• _Your task_
Write out every single entry exactly.

• _Data records_
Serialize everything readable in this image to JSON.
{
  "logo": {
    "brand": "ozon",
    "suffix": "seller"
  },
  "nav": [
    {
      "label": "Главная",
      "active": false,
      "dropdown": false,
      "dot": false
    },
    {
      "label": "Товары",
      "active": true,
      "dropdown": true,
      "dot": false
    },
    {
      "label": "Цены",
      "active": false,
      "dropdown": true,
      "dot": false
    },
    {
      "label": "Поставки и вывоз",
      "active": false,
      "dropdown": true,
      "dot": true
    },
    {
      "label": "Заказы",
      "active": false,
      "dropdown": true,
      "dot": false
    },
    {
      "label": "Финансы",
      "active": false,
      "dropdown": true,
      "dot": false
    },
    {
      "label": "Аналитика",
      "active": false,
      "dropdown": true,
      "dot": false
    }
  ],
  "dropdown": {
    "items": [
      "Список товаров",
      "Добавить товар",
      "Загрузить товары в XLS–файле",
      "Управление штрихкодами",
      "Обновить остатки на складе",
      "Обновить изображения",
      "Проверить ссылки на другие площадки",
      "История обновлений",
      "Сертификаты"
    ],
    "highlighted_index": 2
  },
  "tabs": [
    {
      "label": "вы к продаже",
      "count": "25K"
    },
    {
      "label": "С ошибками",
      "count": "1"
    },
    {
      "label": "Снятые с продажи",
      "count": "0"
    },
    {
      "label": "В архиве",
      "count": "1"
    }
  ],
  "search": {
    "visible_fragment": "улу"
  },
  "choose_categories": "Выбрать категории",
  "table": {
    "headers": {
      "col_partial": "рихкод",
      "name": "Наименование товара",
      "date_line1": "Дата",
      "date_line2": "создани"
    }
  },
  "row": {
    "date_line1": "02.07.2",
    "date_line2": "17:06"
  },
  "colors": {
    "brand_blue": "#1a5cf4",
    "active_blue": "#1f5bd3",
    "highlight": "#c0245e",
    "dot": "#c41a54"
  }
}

• _Exercise response_
Serialize everything readable in this image to JSON.
{
  "logo": {
    "brand": "ozon",
    "suffix": "seller"
  },
  "nav": [
    {
      "label": "Главная",
      "active": false,
      "dropdown": false,
      "dot": false
    },
    {
      "label": "Товары",
      "active": true,
      "dropdown": true,
      "dot": false
    },
    {
      "label": "Цены",
      "active": false,
      "dropdown": true,
      "dot": false
    },
    {
      "label": "Поставки и вывоз",
      "active": false,
      "dropdown": true,
      "dot": true
    },
    {
      "label": "Заказы",
      "active": false,
      "dropdown": true,
      "dot": false
    },
    {
      "label": "Финансы",
      "active": false,
      "dropdown": true,
      "dot": false
    },
    {
      "label": "Аналитика",
      "active": false,
      "dropdown": true,
      "dot": false
    }
  ],
  "dropdown": {
    "items": [
      "Список товаров",
      "Добавить товар",
      "Загрузить товары в XLS–файле",
      "Управление штрихкодами",
      "Обновить остатки на складе",
      "Обновить изображения",
      "Проверить ссылки на другие площадки",
      "История обновлений",
      "Сертификаты"
    ],
    "highlighted_index": 2
  },
  "tabs": [
    {
      "label": "вы к продаже",
      "count": "25K"
    },
    {
      "label": "С ошибками",
      "count": "1"
    },
    {
      "label": "Снятые с продажи",
      "count": "0"
    },
    {
      "label": "В архиве",
      "count": "1"
    }
  ],
  "search": {
    "visible_fragment": "улу"
  },
  "choose_categories": "Выбрать категории",
  "table": {
    "headers": {
      "col_partial": "рихкод",
      "name": "Наименование товара",
      "date_line1": "Дата",
      "date_line2": "создани"
    }
  },
  "row": {
    "date_line1": "02.07.2",
    "date_line2": "17:06"
  },
  "colors": {
    "brand_blue": "#1a5cf4",
    "active_blue": "#1f5bd3",
    "highlight": "#c0245e",
    "dot": "#c41a54"
  }
}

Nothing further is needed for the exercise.